too many nested VerticalLayout objects in firefox causes failure

I’ve search around the forums for any information on this issue which is absolutely reproducible - in FireFox 10 & 11 (perhaps earlier as well), if there are more than 26 VerticalLayout placed inside one another, the browser wont show 27+ Layout. The exact same code will work fine in IE9, Chrome.
FYI: 27 nested VerticalPanel translates into ~192

tags when viewed via FireBug’s DOM tool.

We’re using Vaadin to build large UI farmework for our products and we do have a realistic need for such a heavy depth of nested panels.

I’m surprised this issue has not been discussed much in these forums.

Any help or insight is appreciated.

The code below will reproduce the issue in FireFox 10 & 11.
(change the for loop from 27 to 26 and DEEP-CHILD will display)

 public class TestvaadinApplication extends Application {

public void init() {
	
	Window mainWindow = new Window("Nested Layout Application");
	setMainWindow(mainWindow);
	
            VerticalLayout last = new VerticalLayout();
            VerticalLayout top = last;
            for(int i=0; i < 27; i++ ) {
    	        VerticalLayout rp = new VerticalLayout();
                    rp.setMargin(false);
    	        last.addComponent(rp);
    	        last = rp;
            }
            
            Label deepChild = new Label("DEEP CHILD");
            last.addComponent(deepChild);
    
            mainWindow.addComponent(top);
    
}

}

You are surprised others haven’t tried to nest more than 26 VerticalLayouts one inside the other? :open_mouth:

I’d be interested in your “realistic need.” Sounds odd to me, but you never know, maybe there’s an alternative way to achieve the effect you want.

Besides this problem, never nest that must vertical layouts. This will perform bad, because of all the javascript calculations. Use another layout like like CssLayout

Being that this ]very page
uses 10 nested DIV
tags just to display these comments - it doesn’t seem to be to large of a leap to consider a more complex WebApp (not a simple webpage) might have more than 26 DIV but that’s not really the point of my question.

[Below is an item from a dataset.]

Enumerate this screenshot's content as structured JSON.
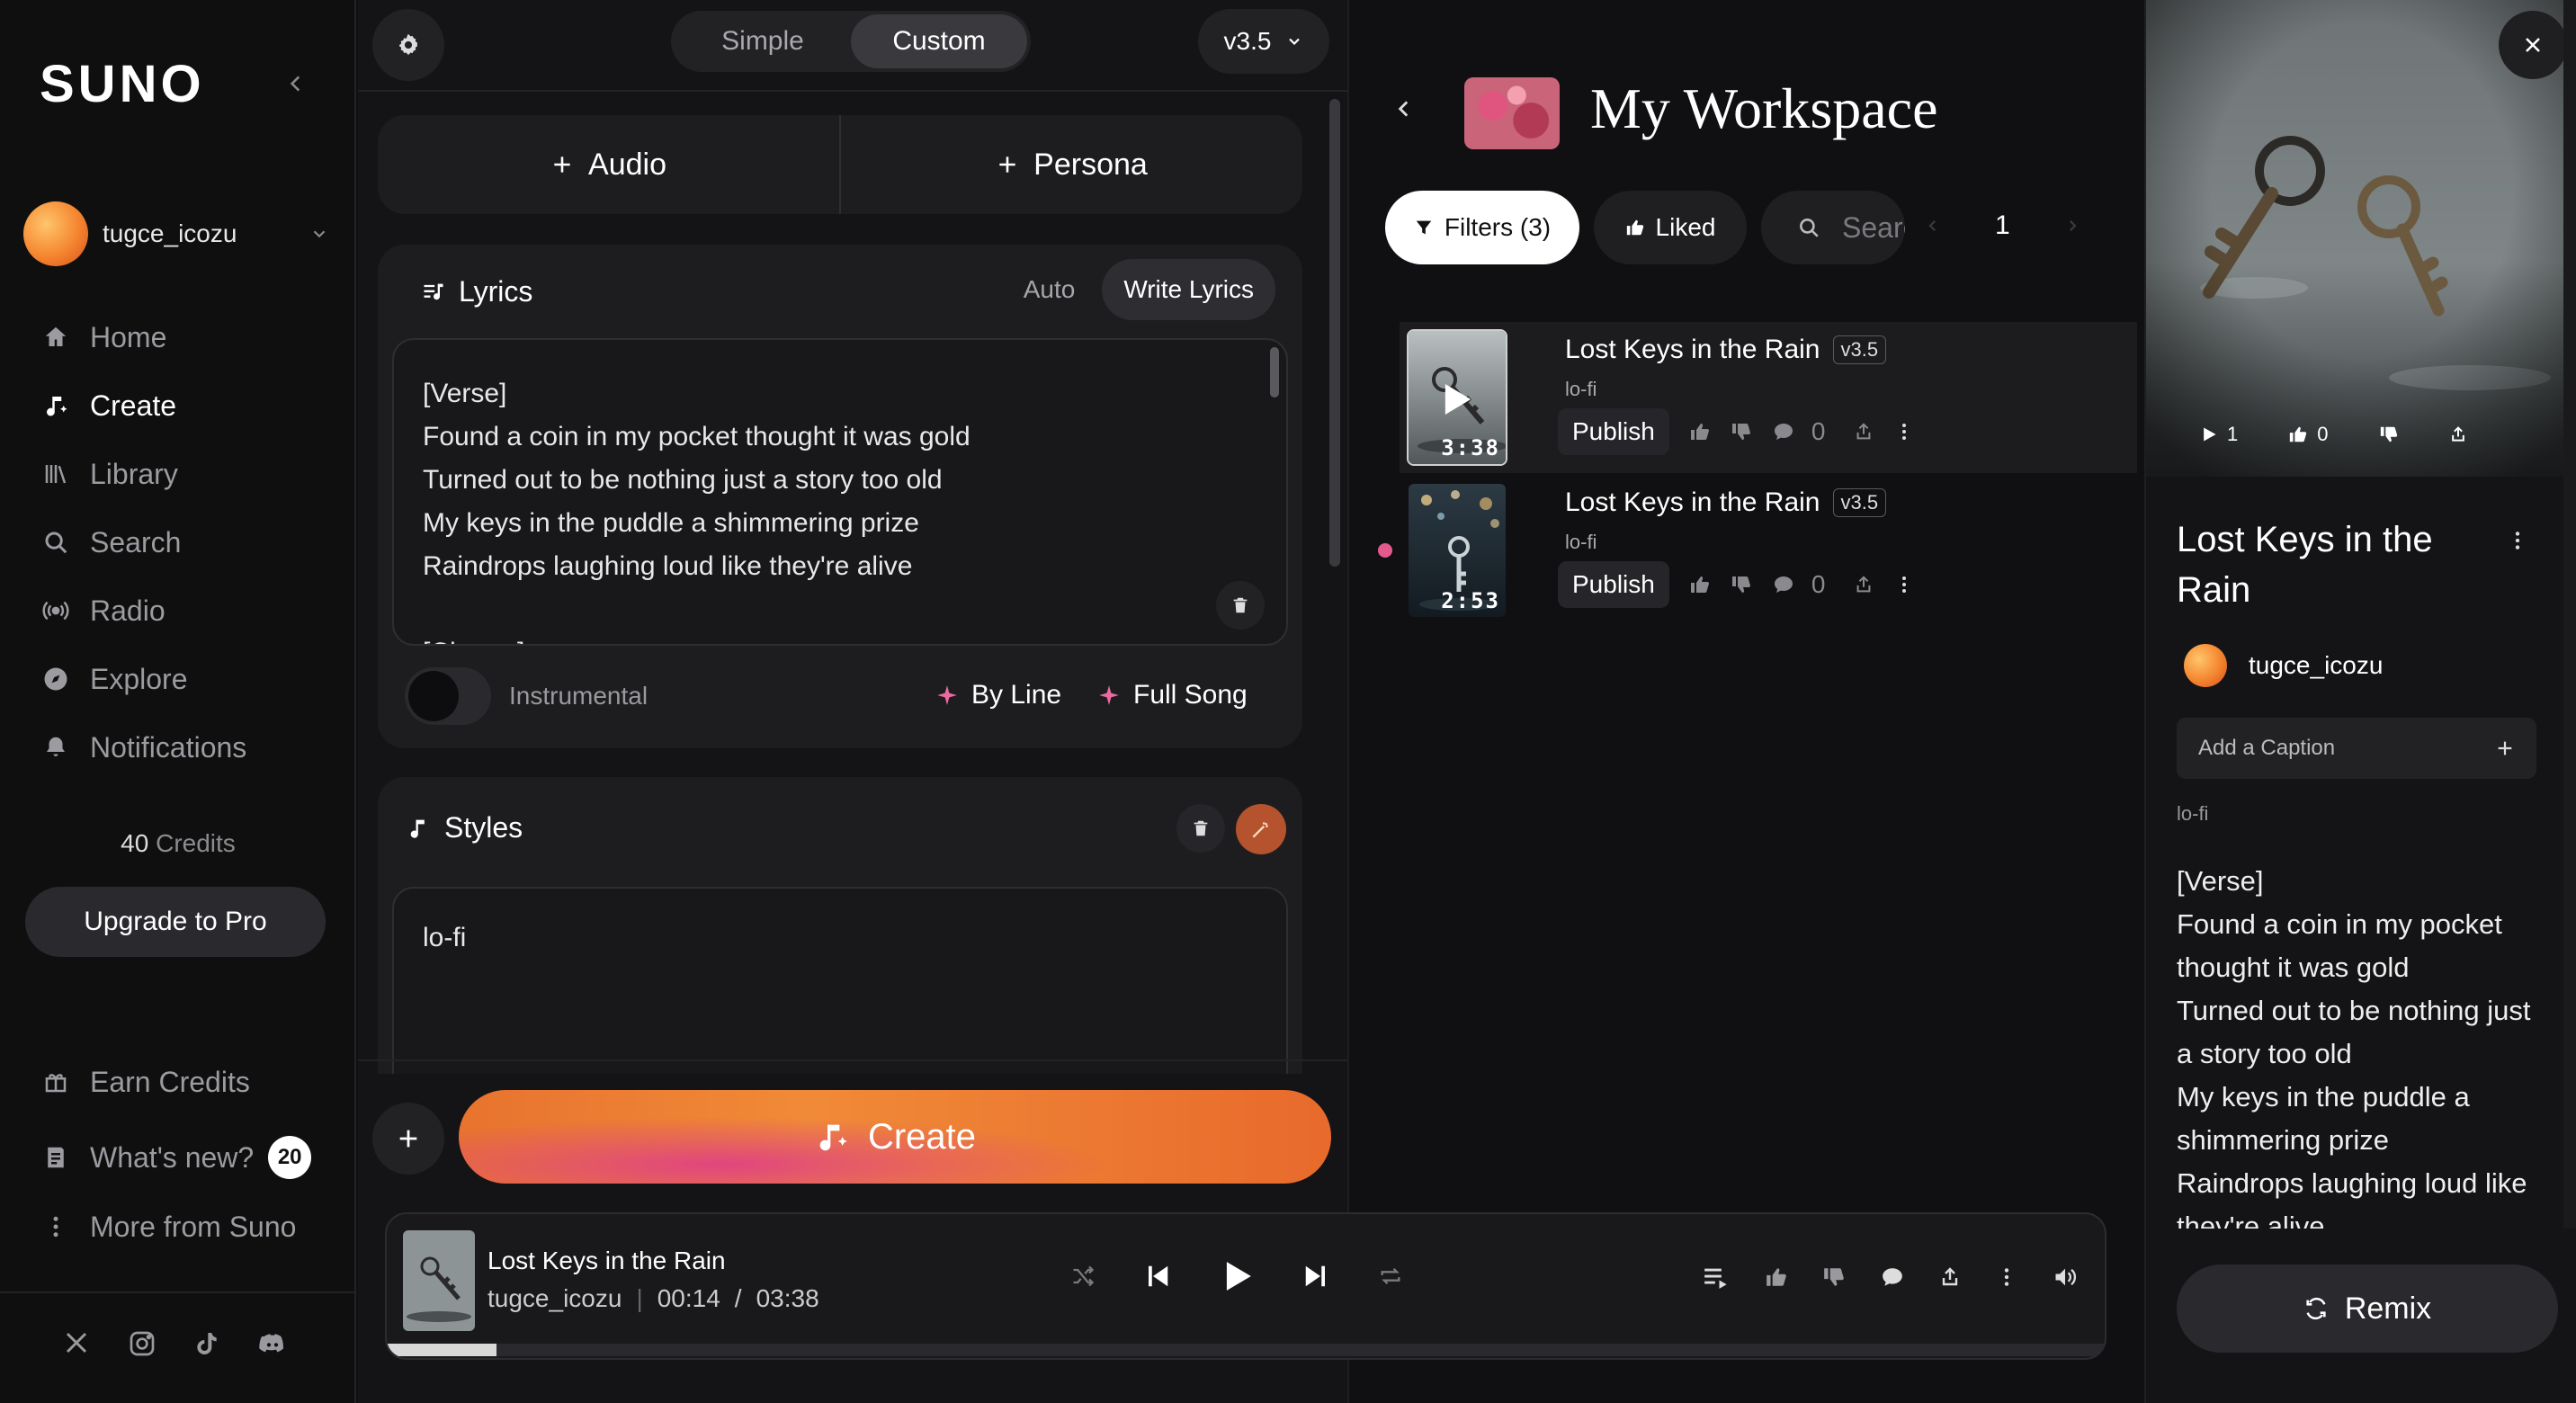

While I realize that 1 VerticalLayout doesn’t simply equate to 1 DIV tag, I was curious whether anyone else had an work-around or at least understood the nature of the problem - I do recognize that I am pushing the framework further than a typical usage but from a DOM perspective there’s no inherent problem with such a heavily nested set of DIV and
at 25 the Javascript performance is fine.

Given this problem only appears on FireFox so it seems to me that it’s not a limitation to either the DOM or Javascript and might just a be bug that might be easily fixed.
I might very well invest the time to build a custom VAADIN component that isn’t as heavy as VerticalLayout (which created about 4 or 5 DIVs per instance depending on the alignments and margins, etc).

thanks in advance

CssLayout actually is light enough to serve this purposes and will work better than VerticalLayout in our unique situation. thanks.

Firefox has a nesting limit, and other browsers may or may not have different limits. I am not certain if the nesting limit is on the DOM level or the render tree level, but for all practical purposes, you seem to have found the cut-off point.

The reason VerticalLayout has so many nested DIVs is to be able to support all its features (including margins and spacing, alignments, …) and especially to be able to support them on older browsers (think IE6) with their limitations, including in CSS handling. As already noted, CssLayout is much lighter at the cost of a smaller feature set and potentially needing to do some things on the CSS level.

thanks Henri.

I would like to reaffirm the alternative approach suggested by others. We ever faced the similar problem in the past. Performance degraded with intensive use of HorizontalLayout / VerticalLayout / GridLayout. Switching to CssLayout and CustomLayout improved the performance significantly with the trade-off of manually writing additional cross-browser compliant CSS for corresponding layout. Still, the performance improvement pays for the extra effort.